Neuroblastoma is the most common extracranial solid tumor in children. 35 Functional imaging with MIBG is an important part of tumor staging and patient management. 36 , 37 , 38 MIBG 39 is a catecholamine analogue that can be radiolabeled with either iodine-123 (123I) or iodine-131 (131I). It is a ligand of the norepinephrine transporter (NET), which facilitates reuptake of catecholamines, typically at autonomic nerve terminals. The NET is also expressed by nearly all neuroblastomas; therefore, radiolabeled MIBG can be used to localize and image these tumors. 40 In addition, 131I-labeled MIBG is used as an investigational agent for tumor-specific radiotherapy of neuroblastoma and other neuroendocrine tumors expressing the NET.

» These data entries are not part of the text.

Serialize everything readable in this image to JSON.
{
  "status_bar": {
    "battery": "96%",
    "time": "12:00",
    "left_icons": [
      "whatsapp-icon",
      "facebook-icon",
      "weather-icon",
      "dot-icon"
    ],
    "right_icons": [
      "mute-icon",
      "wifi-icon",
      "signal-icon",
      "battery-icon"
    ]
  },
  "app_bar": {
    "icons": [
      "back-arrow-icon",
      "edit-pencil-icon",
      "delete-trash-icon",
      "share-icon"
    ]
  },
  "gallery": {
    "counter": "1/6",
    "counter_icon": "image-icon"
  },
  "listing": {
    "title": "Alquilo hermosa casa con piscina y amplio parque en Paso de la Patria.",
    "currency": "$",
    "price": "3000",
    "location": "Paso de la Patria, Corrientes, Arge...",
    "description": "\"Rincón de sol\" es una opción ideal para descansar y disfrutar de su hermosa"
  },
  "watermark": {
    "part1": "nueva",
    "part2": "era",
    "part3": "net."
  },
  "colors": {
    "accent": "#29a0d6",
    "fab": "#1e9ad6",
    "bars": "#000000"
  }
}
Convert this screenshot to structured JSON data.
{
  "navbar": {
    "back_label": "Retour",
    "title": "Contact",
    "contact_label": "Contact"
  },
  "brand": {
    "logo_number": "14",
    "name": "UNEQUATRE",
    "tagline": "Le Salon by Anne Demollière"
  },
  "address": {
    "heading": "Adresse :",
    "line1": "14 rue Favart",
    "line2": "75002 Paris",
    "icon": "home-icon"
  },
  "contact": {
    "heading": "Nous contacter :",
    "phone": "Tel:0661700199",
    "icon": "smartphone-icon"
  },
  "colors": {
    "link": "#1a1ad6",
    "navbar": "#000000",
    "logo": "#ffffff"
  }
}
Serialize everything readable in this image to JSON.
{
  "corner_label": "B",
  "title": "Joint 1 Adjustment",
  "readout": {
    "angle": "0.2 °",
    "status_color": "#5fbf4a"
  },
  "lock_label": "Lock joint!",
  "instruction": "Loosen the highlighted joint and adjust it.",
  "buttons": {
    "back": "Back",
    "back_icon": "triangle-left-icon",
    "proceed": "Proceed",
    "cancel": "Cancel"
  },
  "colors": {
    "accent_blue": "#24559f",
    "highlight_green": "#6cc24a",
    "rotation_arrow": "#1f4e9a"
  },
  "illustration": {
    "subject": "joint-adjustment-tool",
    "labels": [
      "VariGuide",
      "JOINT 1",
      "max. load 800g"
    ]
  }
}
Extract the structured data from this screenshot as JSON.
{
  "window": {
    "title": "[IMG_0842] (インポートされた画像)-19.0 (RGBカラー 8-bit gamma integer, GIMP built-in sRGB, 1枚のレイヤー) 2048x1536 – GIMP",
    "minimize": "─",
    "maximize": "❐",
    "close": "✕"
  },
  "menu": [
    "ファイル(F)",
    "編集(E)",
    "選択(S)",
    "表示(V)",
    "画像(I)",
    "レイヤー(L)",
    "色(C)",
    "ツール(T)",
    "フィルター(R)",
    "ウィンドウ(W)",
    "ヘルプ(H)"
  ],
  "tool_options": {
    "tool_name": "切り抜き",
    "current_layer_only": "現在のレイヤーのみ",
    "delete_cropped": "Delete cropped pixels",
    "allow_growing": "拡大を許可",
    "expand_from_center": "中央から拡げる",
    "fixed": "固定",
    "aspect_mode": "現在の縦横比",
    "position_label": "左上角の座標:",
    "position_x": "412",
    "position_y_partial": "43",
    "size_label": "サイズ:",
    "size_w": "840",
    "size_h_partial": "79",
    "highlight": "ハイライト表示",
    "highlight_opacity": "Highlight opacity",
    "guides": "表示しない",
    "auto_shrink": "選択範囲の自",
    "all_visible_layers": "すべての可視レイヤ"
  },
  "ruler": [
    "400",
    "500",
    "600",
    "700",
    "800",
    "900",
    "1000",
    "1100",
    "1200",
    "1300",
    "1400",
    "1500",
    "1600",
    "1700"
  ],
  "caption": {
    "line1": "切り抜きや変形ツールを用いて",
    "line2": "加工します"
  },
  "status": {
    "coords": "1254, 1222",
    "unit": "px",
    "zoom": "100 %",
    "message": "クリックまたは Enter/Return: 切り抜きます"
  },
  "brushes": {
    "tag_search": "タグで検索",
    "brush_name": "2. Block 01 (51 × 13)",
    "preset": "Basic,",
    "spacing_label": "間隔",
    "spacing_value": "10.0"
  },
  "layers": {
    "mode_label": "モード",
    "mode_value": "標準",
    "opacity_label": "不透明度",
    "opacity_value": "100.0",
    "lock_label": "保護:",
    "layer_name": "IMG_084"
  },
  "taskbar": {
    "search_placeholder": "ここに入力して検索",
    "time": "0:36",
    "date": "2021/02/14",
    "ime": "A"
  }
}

For 123I-MIBG, the current harmonized guidelines 7 recommend an administered activity of 5.2 MBq/kg (0.14 mCi/kg) with a minimum of 37 MBq (1.0 mCi) and a maximum of 370 MBq (10.0 mCi).
Patent preparation is essential for MIBG scintigraphy to be technically adequate and clinically informative. 41 , 42 Patient preparation includes administering nonradioactive iodine to block uptake of unincorporated radioiodine by the thyroid gland and screening the patient’s medication list for drugs that may interfere with the study. Although thyroid gland damage is not a concern with 123I-MIBG, thyroid accumulation of 123I could obscure sites of disease in the neck. Some guidelines suggest large doses of nonradioactive iodine, usually in the form of potassium iodide. 42 Many medications have the potential to interfere with MIBG scintigraphy, and lists of interfering drugs are available for reference. 41 , 43 , 44 , 45 For most of these compounds, specific interference with MIBG scintigraphy has not been demonstrated, but they are included as they are similar to drugs that have been reported to interfere with MIBG scans. Some medications need special mention. Labetalol has well-defined interference and must be stopped before performing MIBG scintigraphy. 43 Over-the-counter cough and cold remedies may contain interfering compounds, and patients and families should be advised to avoid these medications. 42 Most current clinical guidelines recommend that potentially interfering drugs be discontinued for 2 to 3 days before MIBG scintigraphy. However, neuroleptic drugs, such as phenothiazines, administered in depot form may interfere if administered up to 1 month before the imaging study. Ideally, all potentially interfering drugs are discontinued before MIBG imaging, but it may not be clinically appropriate to discontinue some medications, such as antihypertensive medications, necessary to control the symptoms of catecholamine excess or neuropsychiatric drugs. The decision to discontinue a prescription medication in preparation for an MIBG scan must be made after consultation with the referring or treating clinician.